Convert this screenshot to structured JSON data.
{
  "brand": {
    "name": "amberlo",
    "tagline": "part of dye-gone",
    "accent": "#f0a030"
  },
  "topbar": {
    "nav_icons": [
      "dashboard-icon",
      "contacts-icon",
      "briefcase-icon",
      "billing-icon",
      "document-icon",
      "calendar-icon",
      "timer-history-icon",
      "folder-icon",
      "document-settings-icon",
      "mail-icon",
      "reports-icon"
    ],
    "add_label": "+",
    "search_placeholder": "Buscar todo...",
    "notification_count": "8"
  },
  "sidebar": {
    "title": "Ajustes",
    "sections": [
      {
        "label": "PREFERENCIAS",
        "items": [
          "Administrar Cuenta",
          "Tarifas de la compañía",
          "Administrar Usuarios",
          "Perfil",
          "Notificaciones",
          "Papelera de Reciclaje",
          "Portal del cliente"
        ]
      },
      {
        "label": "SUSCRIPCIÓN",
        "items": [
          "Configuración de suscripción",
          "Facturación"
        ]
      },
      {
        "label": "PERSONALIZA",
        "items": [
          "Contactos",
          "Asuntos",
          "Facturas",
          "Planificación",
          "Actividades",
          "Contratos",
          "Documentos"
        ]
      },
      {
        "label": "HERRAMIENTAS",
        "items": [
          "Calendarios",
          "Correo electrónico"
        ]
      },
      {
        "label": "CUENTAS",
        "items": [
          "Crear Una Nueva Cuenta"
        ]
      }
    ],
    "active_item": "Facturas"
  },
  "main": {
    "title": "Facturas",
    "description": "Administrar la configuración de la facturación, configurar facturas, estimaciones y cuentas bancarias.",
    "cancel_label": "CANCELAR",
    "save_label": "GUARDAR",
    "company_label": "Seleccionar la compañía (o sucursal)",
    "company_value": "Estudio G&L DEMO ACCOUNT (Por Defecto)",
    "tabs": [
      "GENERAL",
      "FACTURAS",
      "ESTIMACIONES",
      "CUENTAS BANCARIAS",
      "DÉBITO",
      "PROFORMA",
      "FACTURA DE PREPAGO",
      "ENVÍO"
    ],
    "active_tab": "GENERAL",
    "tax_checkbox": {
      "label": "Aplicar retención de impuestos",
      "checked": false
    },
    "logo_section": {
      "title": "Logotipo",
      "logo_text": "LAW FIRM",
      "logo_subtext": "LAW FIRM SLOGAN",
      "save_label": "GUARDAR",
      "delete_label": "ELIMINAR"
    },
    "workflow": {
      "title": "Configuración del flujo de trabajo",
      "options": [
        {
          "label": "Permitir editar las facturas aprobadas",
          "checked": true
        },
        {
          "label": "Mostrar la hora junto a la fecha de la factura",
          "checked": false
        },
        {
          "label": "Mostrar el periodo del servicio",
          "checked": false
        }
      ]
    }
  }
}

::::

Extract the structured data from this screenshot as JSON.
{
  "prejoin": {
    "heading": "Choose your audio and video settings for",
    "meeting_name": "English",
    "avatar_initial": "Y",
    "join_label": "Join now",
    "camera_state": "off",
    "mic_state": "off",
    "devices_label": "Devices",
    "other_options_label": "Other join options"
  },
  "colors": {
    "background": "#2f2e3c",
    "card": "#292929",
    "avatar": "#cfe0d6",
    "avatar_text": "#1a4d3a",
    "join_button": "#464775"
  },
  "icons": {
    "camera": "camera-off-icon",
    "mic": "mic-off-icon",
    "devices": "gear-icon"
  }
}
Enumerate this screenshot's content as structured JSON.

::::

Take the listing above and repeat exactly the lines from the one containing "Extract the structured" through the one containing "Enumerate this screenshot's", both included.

Extract the structured data from this screenshot as JSON.
{
  "prejoin": {
    "heading": "Choose your audio and video settings for",
    "meeting_name": "English",
    "avatar_initial": "Y",
    "join_label": "Join now",
    "camera_state": "off",
    "mic_state": "off",
    "devices_label": "Devices",
    "other_options_label": "Other join options"
  },
  "colors": {
    "background": "#2f2e3c",
    "card": "#292929",
    "avatar": "#cfe0d6",
    "avatar_text": "#1a4d3a",
    "join_button": "#464775"
  },
  "icons": {
    "camera": "camera-off-icon",
    "mic": "mic-off-icon",
    "devices": "gear-icon"
  }
}
Enumerate this screenshot's content as structured JSON.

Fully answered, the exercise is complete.